(Records from a dataset)
┌──
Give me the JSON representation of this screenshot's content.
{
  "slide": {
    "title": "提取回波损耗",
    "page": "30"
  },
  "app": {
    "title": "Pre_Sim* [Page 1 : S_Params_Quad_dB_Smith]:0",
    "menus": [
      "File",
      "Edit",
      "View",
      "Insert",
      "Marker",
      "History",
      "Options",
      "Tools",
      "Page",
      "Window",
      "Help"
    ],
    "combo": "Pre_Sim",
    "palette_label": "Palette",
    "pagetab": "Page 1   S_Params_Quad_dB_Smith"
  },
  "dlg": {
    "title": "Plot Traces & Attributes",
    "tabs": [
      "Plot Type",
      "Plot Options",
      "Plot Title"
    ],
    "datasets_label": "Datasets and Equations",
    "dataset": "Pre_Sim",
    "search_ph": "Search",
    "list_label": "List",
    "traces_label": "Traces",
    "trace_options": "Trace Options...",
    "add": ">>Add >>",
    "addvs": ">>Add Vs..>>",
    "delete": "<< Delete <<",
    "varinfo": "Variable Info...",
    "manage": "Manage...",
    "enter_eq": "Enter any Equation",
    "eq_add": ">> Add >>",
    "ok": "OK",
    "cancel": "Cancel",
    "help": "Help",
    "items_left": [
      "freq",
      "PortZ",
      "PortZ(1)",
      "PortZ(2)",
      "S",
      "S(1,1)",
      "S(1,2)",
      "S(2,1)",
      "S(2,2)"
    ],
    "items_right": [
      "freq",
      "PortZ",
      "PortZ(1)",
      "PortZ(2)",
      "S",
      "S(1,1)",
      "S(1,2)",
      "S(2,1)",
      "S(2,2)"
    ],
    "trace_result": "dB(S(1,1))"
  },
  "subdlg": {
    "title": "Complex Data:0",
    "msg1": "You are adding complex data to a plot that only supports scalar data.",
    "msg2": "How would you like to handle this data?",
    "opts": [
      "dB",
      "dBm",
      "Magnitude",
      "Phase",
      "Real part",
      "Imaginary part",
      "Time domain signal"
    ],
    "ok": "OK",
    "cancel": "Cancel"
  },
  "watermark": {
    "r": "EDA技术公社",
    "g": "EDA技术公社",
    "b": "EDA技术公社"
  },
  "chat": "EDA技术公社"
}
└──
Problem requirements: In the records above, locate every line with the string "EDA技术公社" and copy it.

Worked solution:
    "r": "EDA技术公社",
    "g": "EDA技术公社",
    "b": "EDA技术公社"
  "chat": "EDA技术公社"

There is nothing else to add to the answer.